Mice were perfused under anesthesia with fixative (4% paraformaldehyde, 0.1% glutaraldehyde in 0.1 M phosphate buffer, pH 7.5). Sections of lumbar spinal cords from fixed mice were dissected out, dehydrated through an ethanol series to 100% ethanol and embedded in hard grade LR White resin (EMS, Fort Washington, PA) by polymerization overnight at 60 deg. C. Sixty five nm sections were cut from the embedded tissue using a Reichert-Jung Ultracut E microtome and collected onto gold grids (200 mesh) (SPI Inc., Westchester, PA). Sections on grids were processed for immunogold electron microscopy according to recommendations by the manufacturer of the gold-conjugated antibodies (Amersham Pharmacia Biotech, Piscataway, NJ) with some modification.
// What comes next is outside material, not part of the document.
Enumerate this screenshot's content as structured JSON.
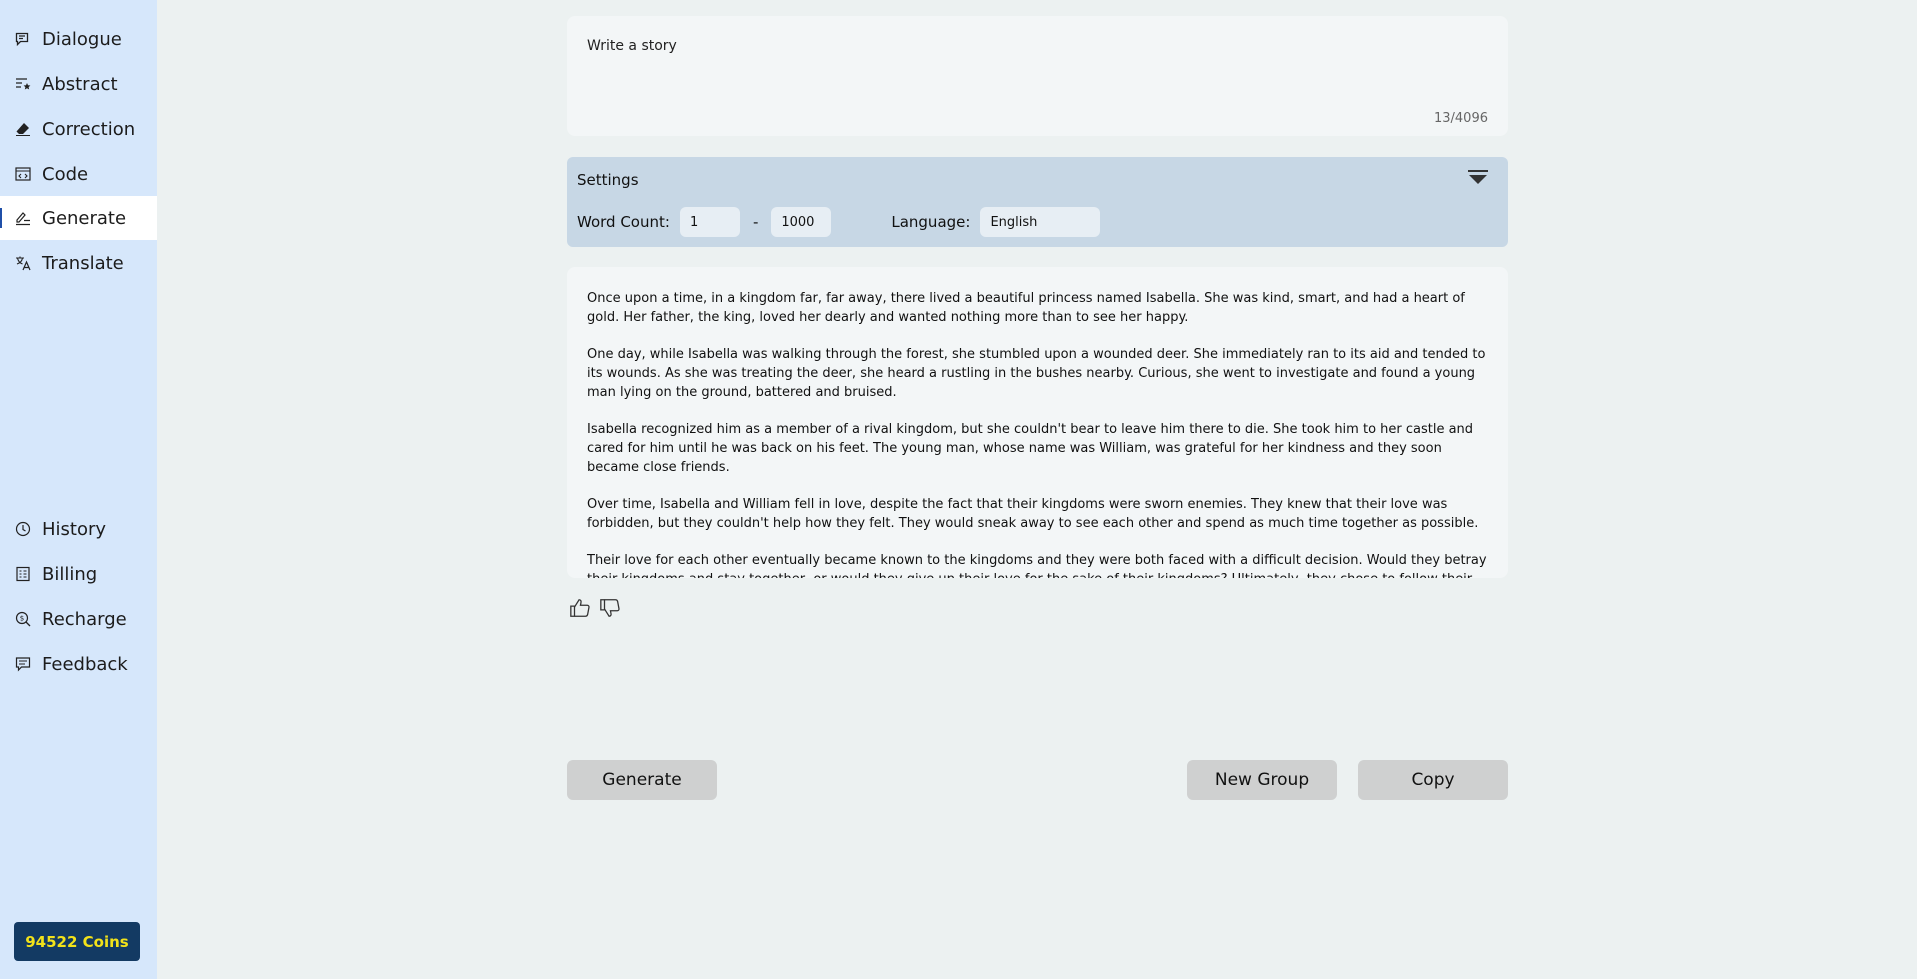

Sections were etched in 0.1 N HCl for 5 min., rinsed three times for five min each in TBS (25 mM Tris, 140 mM NaCl, 2.7 mM KCl, pH 8.0), placed in blocking buffer for 30 min (0.1% gelatin, 1% normal goat serum, 0.3% Triton-X-100 in TBS), placed in primary antibody (1:10 diluted in blocking buffer for all antibodies used) for 2 hours at room temperature, rinsed 3 times for 5 min each in TBS, placed in gold-conjugated secondary antibodies (10 nm gold anti-mouse and 5 nm gold anti-rabbit) for 1 hour, rinsed 3 times in TBS, fixed in 2% glutaraldehyde, rinsed 3 times in TBS, rinsed in water, stained with Reynold=s lead citrate followed by aqueous 2% uranyl acetate, dried on filter paper and viewed using a Philips CM10 transmission electron microscope. The following antibodies and sera were used, normal rabbit serum (Vector Laboratories Inc., Burlingame, CA), rabbit polyclonal anti-SOD1 , a second rabbit polyclonal anti-SOD1 (Biodesign, Saco, ME) and a mouse monoclonal antibody against CO1. All antibodies and serum were used at a 1:10 dilution.
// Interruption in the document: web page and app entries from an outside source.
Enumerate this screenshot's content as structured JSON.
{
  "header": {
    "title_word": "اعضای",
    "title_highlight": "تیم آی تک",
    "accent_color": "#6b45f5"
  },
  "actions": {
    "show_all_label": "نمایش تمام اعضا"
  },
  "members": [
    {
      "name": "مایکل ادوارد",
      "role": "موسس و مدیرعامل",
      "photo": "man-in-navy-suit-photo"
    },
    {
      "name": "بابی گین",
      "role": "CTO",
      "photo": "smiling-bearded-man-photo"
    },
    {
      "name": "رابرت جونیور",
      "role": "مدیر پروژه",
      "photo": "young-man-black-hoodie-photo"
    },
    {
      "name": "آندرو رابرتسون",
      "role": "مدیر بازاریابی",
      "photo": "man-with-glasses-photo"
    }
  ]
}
CMJH carried out immunofluorescence and EM, analyzed data, made figures and drafted the manuscript. CWJ assisted in immunofluorescence and EM. ZX carried out immunofluorescence and EM, analyzed data, made figures and wrote the manuscript.
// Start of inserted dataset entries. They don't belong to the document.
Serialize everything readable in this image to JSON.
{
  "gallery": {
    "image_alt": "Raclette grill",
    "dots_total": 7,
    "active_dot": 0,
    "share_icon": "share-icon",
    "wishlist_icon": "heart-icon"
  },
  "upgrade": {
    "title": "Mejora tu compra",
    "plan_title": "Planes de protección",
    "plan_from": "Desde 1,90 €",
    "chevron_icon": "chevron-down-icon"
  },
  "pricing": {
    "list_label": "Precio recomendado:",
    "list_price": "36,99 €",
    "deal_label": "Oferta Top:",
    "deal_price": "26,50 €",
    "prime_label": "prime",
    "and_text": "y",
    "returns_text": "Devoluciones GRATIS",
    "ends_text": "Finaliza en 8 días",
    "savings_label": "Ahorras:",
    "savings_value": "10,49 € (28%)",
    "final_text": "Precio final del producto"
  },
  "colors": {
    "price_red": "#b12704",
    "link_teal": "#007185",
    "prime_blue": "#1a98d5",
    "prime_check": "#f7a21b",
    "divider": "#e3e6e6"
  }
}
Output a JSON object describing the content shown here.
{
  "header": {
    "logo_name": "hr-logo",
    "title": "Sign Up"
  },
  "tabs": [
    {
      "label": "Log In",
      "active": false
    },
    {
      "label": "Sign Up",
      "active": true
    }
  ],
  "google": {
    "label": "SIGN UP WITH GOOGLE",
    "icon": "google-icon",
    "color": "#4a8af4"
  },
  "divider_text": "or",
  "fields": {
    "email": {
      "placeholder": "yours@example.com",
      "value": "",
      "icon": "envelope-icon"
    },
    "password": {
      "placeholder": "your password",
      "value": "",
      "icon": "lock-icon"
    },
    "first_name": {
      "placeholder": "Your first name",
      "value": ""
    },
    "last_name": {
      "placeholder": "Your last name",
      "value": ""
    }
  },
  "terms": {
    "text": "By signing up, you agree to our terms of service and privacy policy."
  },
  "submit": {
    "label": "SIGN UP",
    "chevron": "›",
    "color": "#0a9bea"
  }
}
We thank Ms. Ellen Trang for maintaining transgenic mice and Dr. Paul Mathews for sharing cathepsin D antibodies. The EM work was carried out with the support of the Core Electron Microscopy Facility of the University of Massachusetts Medical School. We thank Dr. Gregory Hendricks and Mr. John Nunnari for their expert advice and technical assistance with electron microscopy. We also thank members of Xu lab for support and helpful discussion. This work is supported by grants from the ALS Association, NINDS (RO1 NS41739, NS35750) and the Robert Pachard Center for ALS Research at Johns Hopkins to ZSX. CMJH is supported by NIH Training Grant 5 T32 NS07366-05. The contents of this report are solely the responsibility of the authors and do not necessarily represent the official views of the NINDS.